As a beginner lumberjack, the whistle punk’s job was to operate the whistle on a steam-powered winch that dragged freshly-felled logs to the river or road to be taken away.
The whistle punk was a go-between. They would string out a thin steel cable (aka “jerk wire”), attached to a steam whistle on the winch.
They got as close to the lumberjacks as the jerk wire allowed, often threading it through the broken-off necks of beer bottles wedged in the crooks of branches to help it slide freely. That wire could be half a kilometre long, so the less friction the better.

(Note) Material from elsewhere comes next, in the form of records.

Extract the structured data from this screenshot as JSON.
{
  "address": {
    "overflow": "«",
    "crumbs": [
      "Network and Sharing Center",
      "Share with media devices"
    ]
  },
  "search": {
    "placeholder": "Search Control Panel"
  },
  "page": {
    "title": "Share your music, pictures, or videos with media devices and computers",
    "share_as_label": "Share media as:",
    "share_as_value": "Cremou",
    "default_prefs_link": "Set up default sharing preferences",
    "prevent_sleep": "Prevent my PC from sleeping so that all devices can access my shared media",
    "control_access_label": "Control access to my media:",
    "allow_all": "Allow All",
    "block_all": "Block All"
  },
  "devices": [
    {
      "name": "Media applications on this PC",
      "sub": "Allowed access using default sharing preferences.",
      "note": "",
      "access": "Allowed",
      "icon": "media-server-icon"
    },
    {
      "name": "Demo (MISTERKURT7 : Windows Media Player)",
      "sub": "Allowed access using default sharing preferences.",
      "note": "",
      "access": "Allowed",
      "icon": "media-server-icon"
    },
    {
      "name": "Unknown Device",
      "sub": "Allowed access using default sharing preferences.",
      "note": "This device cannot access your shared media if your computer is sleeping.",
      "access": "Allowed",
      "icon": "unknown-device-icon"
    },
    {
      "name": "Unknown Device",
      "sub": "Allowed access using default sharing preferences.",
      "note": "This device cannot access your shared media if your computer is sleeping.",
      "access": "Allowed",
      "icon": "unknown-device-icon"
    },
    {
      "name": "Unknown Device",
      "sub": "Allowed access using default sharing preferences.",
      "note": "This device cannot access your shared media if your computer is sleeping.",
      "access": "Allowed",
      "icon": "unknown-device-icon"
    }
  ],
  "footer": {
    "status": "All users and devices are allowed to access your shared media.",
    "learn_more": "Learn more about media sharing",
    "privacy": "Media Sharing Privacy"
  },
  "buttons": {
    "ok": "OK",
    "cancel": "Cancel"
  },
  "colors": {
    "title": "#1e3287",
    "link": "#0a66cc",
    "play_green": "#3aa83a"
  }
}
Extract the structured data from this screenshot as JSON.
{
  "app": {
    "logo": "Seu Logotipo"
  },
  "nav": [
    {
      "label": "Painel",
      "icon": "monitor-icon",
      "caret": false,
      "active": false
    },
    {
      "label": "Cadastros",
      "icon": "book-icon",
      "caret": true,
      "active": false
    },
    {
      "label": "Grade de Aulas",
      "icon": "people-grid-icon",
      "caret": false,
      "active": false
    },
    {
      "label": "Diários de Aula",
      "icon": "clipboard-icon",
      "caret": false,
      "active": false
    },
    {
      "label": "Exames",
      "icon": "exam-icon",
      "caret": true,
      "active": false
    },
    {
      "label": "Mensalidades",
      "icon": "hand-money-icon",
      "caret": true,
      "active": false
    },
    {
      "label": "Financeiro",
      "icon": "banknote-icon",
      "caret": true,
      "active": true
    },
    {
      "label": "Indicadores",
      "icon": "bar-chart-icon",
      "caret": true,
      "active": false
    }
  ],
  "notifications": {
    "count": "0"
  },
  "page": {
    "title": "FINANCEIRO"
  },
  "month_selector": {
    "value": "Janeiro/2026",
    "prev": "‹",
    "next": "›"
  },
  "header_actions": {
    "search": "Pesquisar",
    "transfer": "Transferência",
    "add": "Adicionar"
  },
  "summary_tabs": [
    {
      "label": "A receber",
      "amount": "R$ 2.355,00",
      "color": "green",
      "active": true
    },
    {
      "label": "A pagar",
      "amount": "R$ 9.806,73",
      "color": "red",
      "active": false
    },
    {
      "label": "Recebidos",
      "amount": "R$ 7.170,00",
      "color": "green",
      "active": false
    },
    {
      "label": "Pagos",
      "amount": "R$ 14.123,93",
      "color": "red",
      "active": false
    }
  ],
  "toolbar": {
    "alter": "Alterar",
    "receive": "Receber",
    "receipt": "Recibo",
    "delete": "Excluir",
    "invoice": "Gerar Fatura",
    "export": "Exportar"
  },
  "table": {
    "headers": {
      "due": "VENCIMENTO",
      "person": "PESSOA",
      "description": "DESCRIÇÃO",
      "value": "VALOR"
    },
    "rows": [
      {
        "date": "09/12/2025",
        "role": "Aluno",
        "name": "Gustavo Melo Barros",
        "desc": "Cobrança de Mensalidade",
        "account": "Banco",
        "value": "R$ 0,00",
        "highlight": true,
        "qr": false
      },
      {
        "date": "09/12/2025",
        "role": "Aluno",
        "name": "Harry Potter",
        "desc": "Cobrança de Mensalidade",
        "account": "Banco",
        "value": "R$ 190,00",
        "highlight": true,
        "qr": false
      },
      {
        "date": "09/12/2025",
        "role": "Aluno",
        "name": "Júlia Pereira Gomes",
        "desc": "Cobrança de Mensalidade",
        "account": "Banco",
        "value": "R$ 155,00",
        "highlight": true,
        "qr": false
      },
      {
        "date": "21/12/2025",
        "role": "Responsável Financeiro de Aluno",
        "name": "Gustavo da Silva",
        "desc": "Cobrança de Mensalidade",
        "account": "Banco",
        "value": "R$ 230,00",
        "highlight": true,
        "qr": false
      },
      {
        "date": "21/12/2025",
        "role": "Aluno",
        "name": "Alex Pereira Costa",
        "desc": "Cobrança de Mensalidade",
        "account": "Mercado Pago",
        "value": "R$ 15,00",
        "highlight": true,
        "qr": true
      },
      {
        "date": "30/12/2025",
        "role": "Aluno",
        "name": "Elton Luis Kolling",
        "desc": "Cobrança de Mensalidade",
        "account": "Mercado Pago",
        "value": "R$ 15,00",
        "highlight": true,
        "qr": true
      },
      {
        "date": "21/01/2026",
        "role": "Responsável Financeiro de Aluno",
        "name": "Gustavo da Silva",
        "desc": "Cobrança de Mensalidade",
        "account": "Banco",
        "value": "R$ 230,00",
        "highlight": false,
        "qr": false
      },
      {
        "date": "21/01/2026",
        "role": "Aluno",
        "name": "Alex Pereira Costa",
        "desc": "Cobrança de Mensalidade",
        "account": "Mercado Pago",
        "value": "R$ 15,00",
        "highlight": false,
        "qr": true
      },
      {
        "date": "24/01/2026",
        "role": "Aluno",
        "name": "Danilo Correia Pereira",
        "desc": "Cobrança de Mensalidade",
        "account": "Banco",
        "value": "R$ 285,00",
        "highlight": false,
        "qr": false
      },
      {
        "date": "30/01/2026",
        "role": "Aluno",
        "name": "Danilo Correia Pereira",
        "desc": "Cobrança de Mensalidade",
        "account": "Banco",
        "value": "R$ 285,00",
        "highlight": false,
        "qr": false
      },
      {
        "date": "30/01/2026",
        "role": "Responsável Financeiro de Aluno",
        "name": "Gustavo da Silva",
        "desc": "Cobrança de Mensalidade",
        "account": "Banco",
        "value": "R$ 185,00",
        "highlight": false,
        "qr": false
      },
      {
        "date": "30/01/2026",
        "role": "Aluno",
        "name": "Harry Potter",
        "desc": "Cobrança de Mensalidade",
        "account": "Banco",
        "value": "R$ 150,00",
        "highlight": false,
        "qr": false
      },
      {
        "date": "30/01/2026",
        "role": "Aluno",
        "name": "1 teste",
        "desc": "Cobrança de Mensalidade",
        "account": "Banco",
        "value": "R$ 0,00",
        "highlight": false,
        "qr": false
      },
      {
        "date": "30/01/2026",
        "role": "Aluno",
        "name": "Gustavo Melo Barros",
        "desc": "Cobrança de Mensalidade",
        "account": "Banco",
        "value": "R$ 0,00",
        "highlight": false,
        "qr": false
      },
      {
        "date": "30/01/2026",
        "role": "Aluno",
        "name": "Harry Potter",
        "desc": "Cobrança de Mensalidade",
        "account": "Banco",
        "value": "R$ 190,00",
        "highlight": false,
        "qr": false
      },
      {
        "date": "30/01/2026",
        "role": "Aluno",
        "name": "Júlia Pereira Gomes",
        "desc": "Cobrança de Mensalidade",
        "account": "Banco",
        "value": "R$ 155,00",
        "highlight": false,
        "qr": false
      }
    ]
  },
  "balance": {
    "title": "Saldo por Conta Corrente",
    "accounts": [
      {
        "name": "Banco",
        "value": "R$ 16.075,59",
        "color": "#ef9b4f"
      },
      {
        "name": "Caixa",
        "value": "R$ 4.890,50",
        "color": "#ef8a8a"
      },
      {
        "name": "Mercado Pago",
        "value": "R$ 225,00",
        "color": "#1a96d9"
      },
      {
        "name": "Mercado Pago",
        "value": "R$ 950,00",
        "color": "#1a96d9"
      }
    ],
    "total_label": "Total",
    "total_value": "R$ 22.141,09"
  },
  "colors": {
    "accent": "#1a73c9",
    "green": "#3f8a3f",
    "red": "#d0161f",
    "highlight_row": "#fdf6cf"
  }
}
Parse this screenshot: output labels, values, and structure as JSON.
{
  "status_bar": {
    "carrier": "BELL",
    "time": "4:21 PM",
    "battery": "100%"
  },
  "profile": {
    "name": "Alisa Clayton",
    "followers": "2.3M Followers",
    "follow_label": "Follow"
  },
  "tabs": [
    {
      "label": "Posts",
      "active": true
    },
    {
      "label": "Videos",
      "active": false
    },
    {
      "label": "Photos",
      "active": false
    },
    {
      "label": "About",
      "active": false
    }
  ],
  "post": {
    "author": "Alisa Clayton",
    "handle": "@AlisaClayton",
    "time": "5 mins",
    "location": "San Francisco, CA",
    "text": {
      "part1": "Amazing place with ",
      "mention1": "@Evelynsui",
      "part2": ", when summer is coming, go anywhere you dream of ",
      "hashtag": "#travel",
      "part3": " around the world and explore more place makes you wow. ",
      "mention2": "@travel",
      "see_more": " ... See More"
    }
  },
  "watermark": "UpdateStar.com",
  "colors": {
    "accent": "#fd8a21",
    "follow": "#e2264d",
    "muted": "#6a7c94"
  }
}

When a lumberjack shouted that a log was ready to be winched, the whistle punk gave the signal with a series of tugs on the jerk wire. This sounded the whistle back at the engine, telling the operator to fire up the winch.
Get this wrong and they either had no log on the end of the line or, worse, lumberjacks caught in the deadly path of a huge log being winched too early.
The jerk wire was the important connection to the action which was often far away, out of sight and out of earshot. The whistle punk used the jerk wire to let the crew know what was happening.
Quite the responsibility.